The idea of a milk bottle filled with water doesn’t work. Water inside equals water outside so the entire bottle once submerged is equal to the weight of the empty bottle on your sink which is about a couple ounces. Fill a coke bottle with sand and you get a better anchor. But a 1# weight in a calm lake is ok, that same boat in a river that is running 3 knots is useless and you need a heavire, in pounds, weightt o drag.
The formula is simple, the application is not.
How much water does your boat displace added to the current you have to fight added to the wind you have to fight.
Inflatables have almost no displacement but a LOT of wind resistance. SOTs tend to be the opposite.
So if you have a decent kayak that weighs 50# and it’s loaded with another 50# of gear (fishing, camping, safety, lunch, etc) plus 170# of paddler plus clothes, you need something that will prevent almost 300# from moving and that means heavy. Big luxery liners or battle ships can afford an anchor that holds by weight alone. Smaller boats cannot.
So smaller boats use something that grabs and that grabbing will allow a lighter anchor.
Problen is that different bottoms require differnt anchors.
A simple grapnel anchor like the traditional fisherman’s stock or a ‘ninja’ grapple works well on rocks and coral but is useless in mud and muck.
A pluw works in sand and mud but not in rocks.
If the bottom is rocky, then a very light $19 ninja grapple you buy at the martial arts store works well. It folds and weighs nothing and grabs rocks to hold you well.
But if the bottom is much or sand, the grappel simple puls through and away you go. For that you need something with a broad blade that digs in like a plow.
Fortunatly, kayaks are so light that a canvas bag filled with rocks that weighs 10-20# will hold a kayak against almost anything save a strong current or waves.
Otherwise the boating stores sell a 15# folding anchor that has paddle blades that work well in almost any bottom for a light kayak or canoe.
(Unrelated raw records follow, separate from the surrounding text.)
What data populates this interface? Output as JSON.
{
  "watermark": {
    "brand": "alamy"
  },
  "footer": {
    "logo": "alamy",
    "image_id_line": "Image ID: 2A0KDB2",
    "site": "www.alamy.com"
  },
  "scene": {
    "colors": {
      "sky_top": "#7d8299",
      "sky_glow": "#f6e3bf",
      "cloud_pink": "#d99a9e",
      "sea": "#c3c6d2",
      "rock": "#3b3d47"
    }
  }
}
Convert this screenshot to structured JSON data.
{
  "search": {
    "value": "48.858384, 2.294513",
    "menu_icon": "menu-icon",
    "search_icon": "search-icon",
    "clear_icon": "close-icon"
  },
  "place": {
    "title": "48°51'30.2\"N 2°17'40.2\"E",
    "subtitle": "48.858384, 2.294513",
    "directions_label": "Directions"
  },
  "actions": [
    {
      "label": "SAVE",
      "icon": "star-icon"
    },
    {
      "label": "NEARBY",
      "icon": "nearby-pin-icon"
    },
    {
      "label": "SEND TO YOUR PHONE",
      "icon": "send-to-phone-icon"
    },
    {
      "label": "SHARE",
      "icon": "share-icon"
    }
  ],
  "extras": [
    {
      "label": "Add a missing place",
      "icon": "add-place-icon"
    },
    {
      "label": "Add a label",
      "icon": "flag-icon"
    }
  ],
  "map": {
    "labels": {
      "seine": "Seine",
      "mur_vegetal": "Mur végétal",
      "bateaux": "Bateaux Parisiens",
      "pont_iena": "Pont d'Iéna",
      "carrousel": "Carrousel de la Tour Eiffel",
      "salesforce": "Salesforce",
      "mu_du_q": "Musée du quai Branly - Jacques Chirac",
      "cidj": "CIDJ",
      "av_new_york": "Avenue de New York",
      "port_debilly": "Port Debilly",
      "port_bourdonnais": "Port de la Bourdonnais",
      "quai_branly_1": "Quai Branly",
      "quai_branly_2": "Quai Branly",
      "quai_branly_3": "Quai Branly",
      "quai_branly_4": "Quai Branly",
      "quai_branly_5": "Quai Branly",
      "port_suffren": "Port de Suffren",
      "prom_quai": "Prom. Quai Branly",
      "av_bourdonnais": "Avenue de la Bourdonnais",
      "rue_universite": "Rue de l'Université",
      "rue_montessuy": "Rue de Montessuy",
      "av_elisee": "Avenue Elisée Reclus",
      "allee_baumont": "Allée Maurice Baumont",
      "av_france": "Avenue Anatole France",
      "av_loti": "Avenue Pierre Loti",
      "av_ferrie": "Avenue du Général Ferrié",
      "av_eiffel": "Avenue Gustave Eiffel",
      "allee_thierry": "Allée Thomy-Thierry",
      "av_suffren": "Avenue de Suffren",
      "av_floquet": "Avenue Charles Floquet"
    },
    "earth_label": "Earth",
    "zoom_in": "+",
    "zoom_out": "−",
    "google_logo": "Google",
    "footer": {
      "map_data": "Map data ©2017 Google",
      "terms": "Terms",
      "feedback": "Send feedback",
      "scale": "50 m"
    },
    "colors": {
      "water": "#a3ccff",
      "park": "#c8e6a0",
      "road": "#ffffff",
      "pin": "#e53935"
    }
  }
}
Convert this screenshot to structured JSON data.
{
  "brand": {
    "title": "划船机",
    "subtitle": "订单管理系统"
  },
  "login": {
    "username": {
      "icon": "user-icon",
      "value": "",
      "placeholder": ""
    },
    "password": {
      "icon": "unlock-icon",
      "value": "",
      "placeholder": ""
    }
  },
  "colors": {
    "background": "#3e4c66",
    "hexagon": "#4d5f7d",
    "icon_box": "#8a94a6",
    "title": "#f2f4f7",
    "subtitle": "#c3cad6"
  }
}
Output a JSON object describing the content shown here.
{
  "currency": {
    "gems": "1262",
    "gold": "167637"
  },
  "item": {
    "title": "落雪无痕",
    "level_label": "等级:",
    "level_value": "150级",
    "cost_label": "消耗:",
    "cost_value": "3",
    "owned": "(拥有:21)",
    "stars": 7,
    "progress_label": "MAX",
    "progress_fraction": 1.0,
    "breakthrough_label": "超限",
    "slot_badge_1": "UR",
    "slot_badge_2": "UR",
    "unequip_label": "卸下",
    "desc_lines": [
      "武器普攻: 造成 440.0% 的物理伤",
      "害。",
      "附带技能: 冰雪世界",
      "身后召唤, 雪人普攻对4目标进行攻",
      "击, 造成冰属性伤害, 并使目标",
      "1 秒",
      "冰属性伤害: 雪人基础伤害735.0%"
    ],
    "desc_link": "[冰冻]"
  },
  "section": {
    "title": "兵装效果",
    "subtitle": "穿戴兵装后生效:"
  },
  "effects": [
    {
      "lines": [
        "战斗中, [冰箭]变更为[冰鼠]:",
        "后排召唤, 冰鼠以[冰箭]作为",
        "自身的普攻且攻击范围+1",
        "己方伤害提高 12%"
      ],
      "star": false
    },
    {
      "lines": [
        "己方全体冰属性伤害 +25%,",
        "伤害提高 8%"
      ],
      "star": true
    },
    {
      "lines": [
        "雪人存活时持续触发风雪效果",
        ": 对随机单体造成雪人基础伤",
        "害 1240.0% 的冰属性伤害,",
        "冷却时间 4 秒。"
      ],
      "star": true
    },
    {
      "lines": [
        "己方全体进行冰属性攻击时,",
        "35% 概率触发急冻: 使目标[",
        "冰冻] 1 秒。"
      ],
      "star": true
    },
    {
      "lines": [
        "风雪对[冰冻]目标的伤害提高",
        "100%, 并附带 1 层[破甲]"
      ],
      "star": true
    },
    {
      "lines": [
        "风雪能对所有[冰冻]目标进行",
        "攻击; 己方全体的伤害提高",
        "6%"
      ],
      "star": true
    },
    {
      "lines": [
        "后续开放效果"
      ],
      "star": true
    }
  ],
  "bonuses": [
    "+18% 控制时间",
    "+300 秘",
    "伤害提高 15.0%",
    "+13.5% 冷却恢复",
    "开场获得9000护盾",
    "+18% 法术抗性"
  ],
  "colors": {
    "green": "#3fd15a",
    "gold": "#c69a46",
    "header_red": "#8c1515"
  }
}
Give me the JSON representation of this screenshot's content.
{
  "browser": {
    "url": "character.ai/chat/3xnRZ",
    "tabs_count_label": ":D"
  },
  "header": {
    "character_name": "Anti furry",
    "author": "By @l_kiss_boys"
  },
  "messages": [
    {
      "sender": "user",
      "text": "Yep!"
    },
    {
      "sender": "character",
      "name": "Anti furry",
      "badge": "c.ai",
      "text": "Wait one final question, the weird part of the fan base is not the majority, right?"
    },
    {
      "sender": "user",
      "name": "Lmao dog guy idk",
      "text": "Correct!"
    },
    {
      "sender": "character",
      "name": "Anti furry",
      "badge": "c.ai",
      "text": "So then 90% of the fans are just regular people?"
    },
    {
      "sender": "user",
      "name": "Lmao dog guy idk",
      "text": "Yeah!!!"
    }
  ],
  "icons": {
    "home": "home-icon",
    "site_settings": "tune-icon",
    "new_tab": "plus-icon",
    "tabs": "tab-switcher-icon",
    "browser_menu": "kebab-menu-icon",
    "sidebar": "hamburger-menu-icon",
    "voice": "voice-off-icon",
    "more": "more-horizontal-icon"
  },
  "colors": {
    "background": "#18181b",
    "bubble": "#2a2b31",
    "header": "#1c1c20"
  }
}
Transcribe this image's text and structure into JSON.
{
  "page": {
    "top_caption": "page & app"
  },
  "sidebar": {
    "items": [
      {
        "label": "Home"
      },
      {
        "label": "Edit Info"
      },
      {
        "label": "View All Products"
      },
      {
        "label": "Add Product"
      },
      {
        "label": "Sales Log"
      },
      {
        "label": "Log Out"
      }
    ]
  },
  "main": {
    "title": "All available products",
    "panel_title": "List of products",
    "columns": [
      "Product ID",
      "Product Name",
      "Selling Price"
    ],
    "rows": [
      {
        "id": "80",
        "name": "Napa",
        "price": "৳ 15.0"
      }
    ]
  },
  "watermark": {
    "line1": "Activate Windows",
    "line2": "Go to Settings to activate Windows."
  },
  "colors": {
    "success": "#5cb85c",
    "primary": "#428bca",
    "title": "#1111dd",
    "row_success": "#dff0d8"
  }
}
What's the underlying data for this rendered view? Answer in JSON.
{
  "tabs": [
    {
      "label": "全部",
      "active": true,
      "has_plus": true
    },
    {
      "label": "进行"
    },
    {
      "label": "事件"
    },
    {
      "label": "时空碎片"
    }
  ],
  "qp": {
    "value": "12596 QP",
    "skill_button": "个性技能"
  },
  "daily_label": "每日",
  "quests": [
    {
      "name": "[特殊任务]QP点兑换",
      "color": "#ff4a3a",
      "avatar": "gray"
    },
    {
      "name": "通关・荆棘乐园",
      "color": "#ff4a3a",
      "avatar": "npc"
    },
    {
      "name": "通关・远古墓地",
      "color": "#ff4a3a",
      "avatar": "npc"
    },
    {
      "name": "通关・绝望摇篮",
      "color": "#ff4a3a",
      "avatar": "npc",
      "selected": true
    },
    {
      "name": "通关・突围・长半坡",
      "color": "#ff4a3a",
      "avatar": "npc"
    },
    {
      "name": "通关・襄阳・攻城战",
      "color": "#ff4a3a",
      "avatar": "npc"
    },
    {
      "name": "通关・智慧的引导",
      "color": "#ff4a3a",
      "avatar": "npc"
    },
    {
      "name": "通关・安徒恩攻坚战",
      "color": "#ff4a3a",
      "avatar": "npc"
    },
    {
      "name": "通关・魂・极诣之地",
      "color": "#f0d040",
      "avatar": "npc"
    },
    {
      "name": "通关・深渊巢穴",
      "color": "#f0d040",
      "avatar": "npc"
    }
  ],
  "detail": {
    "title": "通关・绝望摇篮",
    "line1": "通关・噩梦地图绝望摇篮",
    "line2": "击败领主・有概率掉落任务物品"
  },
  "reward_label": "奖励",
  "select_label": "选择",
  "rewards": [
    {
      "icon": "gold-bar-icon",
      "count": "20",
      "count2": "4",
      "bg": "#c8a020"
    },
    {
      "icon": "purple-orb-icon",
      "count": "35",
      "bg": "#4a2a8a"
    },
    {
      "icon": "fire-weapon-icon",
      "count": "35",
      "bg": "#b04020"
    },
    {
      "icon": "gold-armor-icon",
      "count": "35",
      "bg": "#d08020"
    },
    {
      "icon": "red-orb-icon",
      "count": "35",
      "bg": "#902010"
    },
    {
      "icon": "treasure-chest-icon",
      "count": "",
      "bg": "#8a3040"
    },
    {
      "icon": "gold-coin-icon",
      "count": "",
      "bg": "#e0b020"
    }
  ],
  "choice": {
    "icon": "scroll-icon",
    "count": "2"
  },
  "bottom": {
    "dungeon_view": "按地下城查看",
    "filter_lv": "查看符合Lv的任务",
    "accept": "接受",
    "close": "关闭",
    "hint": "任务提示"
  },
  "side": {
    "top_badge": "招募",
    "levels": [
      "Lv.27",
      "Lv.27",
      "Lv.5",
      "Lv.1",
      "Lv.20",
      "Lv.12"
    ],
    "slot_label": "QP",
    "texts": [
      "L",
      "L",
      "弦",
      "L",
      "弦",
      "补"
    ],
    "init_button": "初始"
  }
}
And if you buy it at a boating store, it costs $10 less than the same thing at a kayak store.